(Web page and app entries)
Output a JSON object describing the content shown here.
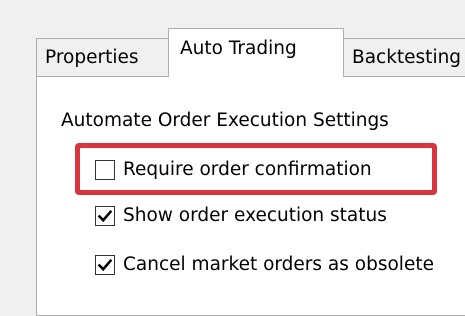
{
  "tabs": [
    {
      "label": "Properties",
      "active": false
    },
    {
      "label": "Auto Trading",
      "active": true
    },
    {
      "label": "Backtesting",
      "active": false
    }
  ],
  "auto_trading": {
    "group_label": "Automate Order Execution Settings",
    "options": [
      {
        "label": "Require order confirmation",
        "checked": false,
        "highlighted": true
      },
      {
        "label": "Show order execution status",
        "checked": true,
        "highlighted": false
      },
      {
        "label": "Cancel market orders as obsolete",
        "checked": true,
        "highlighted": false
      }
    ]
  },
  "colors": {
    "highlight": "#d9343d",
    "panel_background": "#ffffff",
    "dialog_background": "#f0f0f0",
    "tab_border": "#adadad"
  }
}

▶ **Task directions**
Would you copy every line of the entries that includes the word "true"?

▶ **Written answer**
      "active": true
        "highlighted": true
        "checked": true,
        "checked": true,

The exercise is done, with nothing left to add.